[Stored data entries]
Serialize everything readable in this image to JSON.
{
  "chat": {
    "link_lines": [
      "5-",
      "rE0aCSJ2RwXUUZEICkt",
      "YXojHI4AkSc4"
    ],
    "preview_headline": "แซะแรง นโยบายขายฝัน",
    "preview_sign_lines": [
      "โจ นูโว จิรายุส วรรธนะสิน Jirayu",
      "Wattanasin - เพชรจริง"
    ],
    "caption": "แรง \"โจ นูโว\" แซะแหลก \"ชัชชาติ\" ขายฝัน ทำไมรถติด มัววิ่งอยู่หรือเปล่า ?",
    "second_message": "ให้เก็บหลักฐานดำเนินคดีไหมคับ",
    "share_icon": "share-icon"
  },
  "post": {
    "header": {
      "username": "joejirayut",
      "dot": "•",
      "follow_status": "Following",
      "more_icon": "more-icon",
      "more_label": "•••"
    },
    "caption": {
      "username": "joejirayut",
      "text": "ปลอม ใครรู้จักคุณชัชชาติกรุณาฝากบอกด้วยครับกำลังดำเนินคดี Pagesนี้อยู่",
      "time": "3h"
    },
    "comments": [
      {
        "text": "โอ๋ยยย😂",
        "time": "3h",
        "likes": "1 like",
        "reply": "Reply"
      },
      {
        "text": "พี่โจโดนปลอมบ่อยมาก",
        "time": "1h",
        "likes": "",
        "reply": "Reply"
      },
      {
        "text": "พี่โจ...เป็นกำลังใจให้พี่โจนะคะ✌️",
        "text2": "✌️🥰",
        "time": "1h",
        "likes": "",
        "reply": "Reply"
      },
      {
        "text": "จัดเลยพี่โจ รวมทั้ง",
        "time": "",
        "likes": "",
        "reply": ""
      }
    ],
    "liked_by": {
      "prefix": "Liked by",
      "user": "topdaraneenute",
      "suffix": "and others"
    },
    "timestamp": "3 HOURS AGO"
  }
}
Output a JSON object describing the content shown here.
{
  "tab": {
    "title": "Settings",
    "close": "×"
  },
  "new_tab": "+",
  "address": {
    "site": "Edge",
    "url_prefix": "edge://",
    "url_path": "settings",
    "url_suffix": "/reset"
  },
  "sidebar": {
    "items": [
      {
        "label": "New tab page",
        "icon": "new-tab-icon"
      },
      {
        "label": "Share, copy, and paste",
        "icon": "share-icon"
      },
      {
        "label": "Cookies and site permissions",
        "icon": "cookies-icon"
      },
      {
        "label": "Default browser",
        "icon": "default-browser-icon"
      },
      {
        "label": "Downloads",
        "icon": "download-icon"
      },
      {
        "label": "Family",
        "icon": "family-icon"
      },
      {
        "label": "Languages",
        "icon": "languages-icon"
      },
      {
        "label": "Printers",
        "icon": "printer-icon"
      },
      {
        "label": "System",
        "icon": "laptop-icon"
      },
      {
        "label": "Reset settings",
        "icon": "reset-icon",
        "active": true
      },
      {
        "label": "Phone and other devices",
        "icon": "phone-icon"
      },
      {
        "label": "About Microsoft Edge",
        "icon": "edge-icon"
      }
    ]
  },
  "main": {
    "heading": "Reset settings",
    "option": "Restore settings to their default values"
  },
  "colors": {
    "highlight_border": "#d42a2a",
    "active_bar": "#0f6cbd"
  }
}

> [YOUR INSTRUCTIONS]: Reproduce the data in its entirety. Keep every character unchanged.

> [ANSWER TO THIS PROBLEM]:
Serialize everything readable in this image to JSON.
{
  "chat": {
    "link_lines": [
      "5-",
      "rE0aCSJ2RwXUUZEICkt",
      "YXojHI4AkSc4"
    ],
    "preview_headline": "แซะแรง นโยบายขายฝัน",
    "preview_sign_lines": [
      "โจ นูโว จิรายุส วรรธนะสิน Jirayu",
      "Wattanasin - เพชรจริง"
    ],
    "caption": "แรง \"โจ นูโว\" แซะแหลก \"ชัชชาติ\" ขายฝัน ทำไมรถติด มัววิ่งอยู่หรือเปล่า ?",
    "second_message": "ให้เก็บหลักฐานดำเนินคดีไหมคับ",
    "share_icon": "share-icon"
  },
  "post": {
    "header": {
      "username": "joejirayut",
      "dot": "•",
      "follow_status": "Following",
      "more_icon": "more-icon",
      "more_label": "•••"
    },
    "caption": {
      "username": "joejirayut",
      "text": "ปลอม ใครรู้จักคุณชัชชาติกรุณาฝากบอกด้วยครับกำลังดำเนินคดี Pagesนี้อยู่",
      "time": "3h"
    },
    "comments": [
      {
        "text": "โอ๋ยยย😂",
        "time": "3h",
        "likes": "1 like",
        "reply": "Reply"
      },
      {
        "text": "พี่โจโดนปลอมบ่อยมาก",
        "time": "1h",
        "likes": "",
        "reply": "Reply"
      },
      {
        "text": "พี่โจ...เป็นกำลังใจให้พี่โจนะคะ✌️",
        "text2": "✌️🥰",
        "time": "1h",
        "likes": "",
        "reply": "Reply"
      },
      {
        "text": "จัดเลยพี่โจ รวมทั้ง",
        "time": "",
        "likes": "",
        "reply": ""
      }
    ],
    "liked_by": {
      "prefix": "Liked by",
      "user": "topdaraneenute",
      "suffix": "and others"
    },
    "timestamp": "3 HOURS AGO"
  }
}
Output a JSON object describing the content shown here.
{
  "tab": {
    "title": "Settings",
    "close": "×"
  },
  "new_tab": "+",
  "address": {
    "site": "Edge",
    "url_prefix": "edge://",
    "url_path": "settings",
    "url_suffix": "/reset"
  },
  "sidebar": {
    "items": [
      {
        "label": "New tab page",
        "icon": "new-tab-icon"
      },
      {
        "label": "Share, copy, and paste",
        "icon": "share-icon"
      },
      {
        "label": "Cookies and site permissions",
        "icon": "cookies-icon"
      },
      {
        "label": "Default browser",
        "icon": "default-browser-icon"
      },
      {
        "label": "Downloads",
        "icon": "download-icon"
      },
      {
        "label": "Family",
        "icon": "family-icon"
      },
      {
        "label": "Languages",
        "icon": "languages-icon"
      },
      {
        "label": "Printers",
        "icon": "printer-icon"
      },
      {
        "label": "System",
        "icon": "laptop-icon"
      },
      {
        "label": "Reset settings",
        "icon": "reset-icon",
        "active": true
      },
      {
        "label": "Phone and other devices",
        "icon": "phone-icon"
      },
      {
        "label": "About Microsoft Edge",
        "icon": "edge-icon"
      }
    ]
  },
  "main": {
    "heading": "Reset settings",
    "option": "Restore settings to their default values"
  },
  "colors": {
    "highlight_border": "#d42a2a",
    "active_bar": "#0f6cbd"
  }
}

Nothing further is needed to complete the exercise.